Efficient String Searching
One of the main use cases for Trie is in string searching algorithms. The Trie allows for efficient searching of words or patterns within a large collection of strings. It achieves this by storing strings in a tree-like structure, where each node represents a character in the string.
For example, let’s say we have a dictionary with thousands of words, and we want to find all the words that start with a particular prefix. Using a Trie, we can quickly navigate through the tree to find all matching words, without having to search through every word in the dictionary.
Autocomplete and Spell Check
Trie data structure is widely used in autocomplete functionality commonly seen in search engines, text editors, and messaging applications. As users type characters into an input field, the Trie can efficiently suggest completions by traversing through its tree structure.
In addition to autocomplete, Tries can also be used for spell checking. By comparing input words against the stored dictionary of correctly spelled words, it becomes relatively easy to identify misspellings and offer suggestions for correction.
Another significant advantage of using Trie is its ability to perform prefix matching efficiently. Given a set of strings or words, Trie allows us to find all strings that have the same given prefix quickly. This functionality is often used in applications like contact databases or phone directories where users can search for names starting with specific letters or combinations.
Trie data structure can also be used for data compression purposes.

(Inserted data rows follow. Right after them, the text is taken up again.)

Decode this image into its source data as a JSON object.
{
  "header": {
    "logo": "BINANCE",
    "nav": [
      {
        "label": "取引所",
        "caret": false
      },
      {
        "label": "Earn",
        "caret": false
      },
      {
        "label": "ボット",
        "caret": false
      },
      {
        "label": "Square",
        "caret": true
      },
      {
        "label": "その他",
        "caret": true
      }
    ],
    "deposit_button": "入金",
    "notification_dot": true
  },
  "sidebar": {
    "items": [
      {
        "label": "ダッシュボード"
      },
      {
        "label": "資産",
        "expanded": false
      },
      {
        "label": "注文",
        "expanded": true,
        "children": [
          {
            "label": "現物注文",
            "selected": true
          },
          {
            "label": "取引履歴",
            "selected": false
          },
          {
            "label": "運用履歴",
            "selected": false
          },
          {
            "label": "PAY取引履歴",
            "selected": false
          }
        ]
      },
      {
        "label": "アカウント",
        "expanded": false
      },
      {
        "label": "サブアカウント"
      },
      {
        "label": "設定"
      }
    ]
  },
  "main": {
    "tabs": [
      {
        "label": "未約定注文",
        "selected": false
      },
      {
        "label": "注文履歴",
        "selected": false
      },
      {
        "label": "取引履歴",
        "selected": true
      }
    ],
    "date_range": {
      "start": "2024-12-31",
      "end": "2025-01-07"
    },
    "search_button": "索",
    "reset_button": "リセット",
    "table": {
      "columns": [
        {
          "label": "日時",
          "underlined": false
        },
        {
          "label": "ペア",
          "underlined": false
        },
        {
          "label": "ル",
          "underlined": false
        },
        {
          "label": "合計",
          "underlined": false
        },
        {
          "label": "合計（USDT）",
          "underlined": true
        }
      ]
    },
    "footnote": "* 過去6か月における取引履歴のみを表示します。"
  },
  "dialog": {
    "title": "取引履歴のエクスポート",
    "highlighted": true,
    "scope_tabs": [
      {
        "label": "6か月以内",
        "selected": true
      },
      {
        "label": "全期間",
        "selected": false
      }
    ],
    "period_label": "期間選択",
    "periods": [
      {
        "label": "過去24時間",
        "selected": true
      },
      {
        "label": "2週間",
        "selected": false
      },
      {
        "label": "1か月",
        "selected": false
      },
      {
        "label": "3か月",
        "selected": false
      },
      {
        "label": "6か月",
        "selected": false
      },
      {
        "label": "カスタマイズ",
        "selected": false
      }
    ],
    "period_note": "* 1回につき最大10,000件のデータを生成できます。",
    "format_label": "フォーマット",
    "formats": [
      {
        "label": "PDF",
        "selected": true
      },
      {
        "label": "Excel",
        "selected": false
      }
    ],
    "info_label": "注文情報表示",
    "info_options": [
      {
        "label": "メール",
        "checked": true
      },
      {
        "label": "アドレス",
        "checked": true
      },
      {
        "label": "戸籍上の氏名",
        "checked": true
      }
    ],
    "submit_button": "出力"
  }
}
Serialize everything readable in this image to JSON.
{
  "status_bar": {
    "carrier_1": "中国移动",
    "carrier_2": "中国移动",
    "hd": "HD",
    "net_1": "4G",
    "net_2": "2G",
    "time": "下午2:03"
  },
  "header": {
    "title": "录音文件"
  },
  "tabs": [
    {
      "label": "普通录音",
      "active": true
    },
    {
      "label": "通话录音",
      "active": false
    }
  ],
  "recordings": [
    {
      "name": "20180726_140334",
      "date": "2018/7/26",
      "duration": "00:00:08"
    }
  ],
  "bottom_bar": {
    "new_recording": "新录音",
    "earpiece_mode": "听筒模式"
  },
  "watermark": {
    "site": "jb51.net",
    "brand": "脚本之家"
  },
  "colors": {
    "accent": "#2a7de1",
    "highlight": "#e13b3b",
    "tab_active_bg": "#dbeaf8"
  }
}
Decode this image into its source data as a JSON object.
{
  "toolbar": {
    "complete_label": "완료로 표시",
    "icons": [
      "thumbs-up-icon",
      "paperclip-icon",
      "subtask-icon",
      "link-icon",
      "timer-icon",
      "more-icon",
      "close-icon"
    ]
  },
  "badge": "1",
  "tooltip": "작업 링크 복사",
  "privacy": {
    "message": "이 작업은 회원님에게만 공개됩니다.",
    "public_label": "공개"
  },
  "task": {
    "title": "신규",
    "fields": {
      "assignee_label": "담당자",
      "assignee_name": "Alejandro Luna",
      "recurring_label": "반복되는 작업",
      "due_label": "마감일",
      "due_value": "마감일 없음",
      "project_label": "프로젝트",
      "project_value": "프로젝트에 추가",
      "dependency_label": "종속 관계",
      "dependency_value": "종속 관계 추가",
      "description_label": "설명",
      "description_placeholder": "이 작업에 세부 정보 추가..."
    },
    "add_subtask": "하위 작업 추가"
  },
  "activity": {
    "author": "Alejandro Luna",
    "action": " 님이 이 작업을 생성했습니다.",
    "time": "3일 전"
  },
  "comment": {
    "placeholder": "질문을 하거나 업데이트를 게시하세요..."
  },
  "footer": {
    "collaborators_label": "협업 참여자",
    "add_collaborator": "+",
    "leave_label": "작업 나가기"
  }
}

By storing common prefixes shared by multiple strings only once, Tries can effectively reduce the memory footprint required to store a large collection of strings.
For example, consider a dictionary with words like “apple,” “application,” and “applet.” In a Trie, the common prefix “app” would be stored only once, reducing the memory usage compared to other data structures like arrays or hash tables that would store each word individually.
The Trie data structure is a versatile tool with various applications in computer science. Its ability to efficiently store and retrieve strings makes it an essential component in many algorithms and applications, such as autocomplete, spell check, prefix matching, and even data compression. By leveraging the power of Trie, developers can improve the performance and functionality of their software systems that deal with string manipulation.